Working data
◇ ◇ ◇

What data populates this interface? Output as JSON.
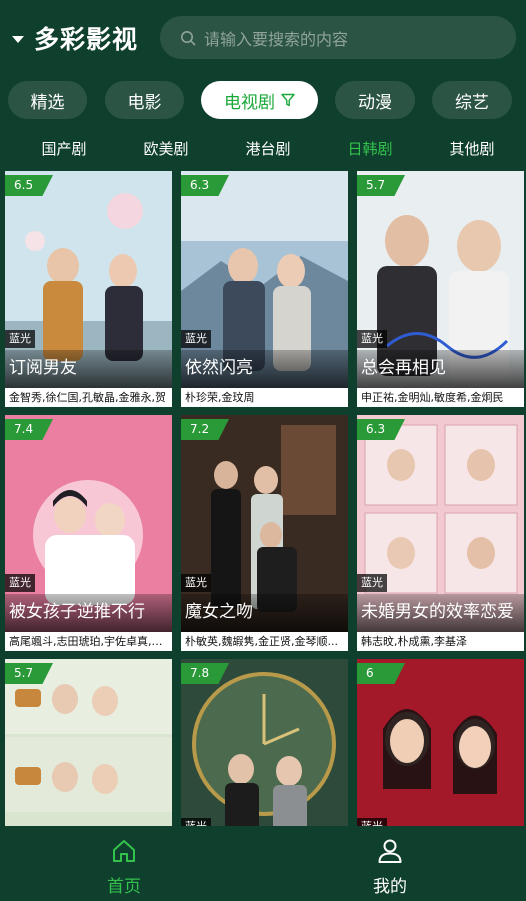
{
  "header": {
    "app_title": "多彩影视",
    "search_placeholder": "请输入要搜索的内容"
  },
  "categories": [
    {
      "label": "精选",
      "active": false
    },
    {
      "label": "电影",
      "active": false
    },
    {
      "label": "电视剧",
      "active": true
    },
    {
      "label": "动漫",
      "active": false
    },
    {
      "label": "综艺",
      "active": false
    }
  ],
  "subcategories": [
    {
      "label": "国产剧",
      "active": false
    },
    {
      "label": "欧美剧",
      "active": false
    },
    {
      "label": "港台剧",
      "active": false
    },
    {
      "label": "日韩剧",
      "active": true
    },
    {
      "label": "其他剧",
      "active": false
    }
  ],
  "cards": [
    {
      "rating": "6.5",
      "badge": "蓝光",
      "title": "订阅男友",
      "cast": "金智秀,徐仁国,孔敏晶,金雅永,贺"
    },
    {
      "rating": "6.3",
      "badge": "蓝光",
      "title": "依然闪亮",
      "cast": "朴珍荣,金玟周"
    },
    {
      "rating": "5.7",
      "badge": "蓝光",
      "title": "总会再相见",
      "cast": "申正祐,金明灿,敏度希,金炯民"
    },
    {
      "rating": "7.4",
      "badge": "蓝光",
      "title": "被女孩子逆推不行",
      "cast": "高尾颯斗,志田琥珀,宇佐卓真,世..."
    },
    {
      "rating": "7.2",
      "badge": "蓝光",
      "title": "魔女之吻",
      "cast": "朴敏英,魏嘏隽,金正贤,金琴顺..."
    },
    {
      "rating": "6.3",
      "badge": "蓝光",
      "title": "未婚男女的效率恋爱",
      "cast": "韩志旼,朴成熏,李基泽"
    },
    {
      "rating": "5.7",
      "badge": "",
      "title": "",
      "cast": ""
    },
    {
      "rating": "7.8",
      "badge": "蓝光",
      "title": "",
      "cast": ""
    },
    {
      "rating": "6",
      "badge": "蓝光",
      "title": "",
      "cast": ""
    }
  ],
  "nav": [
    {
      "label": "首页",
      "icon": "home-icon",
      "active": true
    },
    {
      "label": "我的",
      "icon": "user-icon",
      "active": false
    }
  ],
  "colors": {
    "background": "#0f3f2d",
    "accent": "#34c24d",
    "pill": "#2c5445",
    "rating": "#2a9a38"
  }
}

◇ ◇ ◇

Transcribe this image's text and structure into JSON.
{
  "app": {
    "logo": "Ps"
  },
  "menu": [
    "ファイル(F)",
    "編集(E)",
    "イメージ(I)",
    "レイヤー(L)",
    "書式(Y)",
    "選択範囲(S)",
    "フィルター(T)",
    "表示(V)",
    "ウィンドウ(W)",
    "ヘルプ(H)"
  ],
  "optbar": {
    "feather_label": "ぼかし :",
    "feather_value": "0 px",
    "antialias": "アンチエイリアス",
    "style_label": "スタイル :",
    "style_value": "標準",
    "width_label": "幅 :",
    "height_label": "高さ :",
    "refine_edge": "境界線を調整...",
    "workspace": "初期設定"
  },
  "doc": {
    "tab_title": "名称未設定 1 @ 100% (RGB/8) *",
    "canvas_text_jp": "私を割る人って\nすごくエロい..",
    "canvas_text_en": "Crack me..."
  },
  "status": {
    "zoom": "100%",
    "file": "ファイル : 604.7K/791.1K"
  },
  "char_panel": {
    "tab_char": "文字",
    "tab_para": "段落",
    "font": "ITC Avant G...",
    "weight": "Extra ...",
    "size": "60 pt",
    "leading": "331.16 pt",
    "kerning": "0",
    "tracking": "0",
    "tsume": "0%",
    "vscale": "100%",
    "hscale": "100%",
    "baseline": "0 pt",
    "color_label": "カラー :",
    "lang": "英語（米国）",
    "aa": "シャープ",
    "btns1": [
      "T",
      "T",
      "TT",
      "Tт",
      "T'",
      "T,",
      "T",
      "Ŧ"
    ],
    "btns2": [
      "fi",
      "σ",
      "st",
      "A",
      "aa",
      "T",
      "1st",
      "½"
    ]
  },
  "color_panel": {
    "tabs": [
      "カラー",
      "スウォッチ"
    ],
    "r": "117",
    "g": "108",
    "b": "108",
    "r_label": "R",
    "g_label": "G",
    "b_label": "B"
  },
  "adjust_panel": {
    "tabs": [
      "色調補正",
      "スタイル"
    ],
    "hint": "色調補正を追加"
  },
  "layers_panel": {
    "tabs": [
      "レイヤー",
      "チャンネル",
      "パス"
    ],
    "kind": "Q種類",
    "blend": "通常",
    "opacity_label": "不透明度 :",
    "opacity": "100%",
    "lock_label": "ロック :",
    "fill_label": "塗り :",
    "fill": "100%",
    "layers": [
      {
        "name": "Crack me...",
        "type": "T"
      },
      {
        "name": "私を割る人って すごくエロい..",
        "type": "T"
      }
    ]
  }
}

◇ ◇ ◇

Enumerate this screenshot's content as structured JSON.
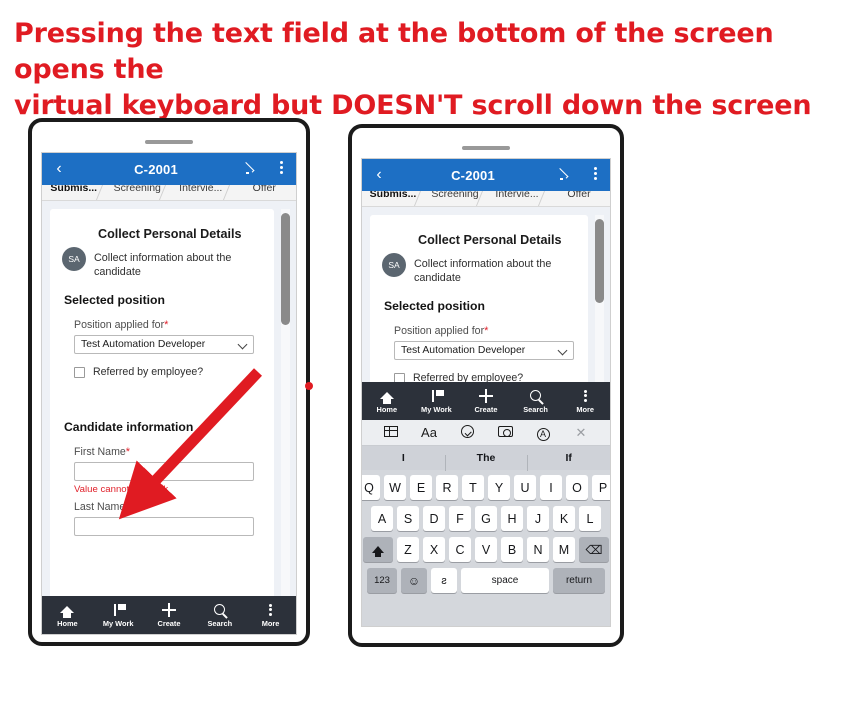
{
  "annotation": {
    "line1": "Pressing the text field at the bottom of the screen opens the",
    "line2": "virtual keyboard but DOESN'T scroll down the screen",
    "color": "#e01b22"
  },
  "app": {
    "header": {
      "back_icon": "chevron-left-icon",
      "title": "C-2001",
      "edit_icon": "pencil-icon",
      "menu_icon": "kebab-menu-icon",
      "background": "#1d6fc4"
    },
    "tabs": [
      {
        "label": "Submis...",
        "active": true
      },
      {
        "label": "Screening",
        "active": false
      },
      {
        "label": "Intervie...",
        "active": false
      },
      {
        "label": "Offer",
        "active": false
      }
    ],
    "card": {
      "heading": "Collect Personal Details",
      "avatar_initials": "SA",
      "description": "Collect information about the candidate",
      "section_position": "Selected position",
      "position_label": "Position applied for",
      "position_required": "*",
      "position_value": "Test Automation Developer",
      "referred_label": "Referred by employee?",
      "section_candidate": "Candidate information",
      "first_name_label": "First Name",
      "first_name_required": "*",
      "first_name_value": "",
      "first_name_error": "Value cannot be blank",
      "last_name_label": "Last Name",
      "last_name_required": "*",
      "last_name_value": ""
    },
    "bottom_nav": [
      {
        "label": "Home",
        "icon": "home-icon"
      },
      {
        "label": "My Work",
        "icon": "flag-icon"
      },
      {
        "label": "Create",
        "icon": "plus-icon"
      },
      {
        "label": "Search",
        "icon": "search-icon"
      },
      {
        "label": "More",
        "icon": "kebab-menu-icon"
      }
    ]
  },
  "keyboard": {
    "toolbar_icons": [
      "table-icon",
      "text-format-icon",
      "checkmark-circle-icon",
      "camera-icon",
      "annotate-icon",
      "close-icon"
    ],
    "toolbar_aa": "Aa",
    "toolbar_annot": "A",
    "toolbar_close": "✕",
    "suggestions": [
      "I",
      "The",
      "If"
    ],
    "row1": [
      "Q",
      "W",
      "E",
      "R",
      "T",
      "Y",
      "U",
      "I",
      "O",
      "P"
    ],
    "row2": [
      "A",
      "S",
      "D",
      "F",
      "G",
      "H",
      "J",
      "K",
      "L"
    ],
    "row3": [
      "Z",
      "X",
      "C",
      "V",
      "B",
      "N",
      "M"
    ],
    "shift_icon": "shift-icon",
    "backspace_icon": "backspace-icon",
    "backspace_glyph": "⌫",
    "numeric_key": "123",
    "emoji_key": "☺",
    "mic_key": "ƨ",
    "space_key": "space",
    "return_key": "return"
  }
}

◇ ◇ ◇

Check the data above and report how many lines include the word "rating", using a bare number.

10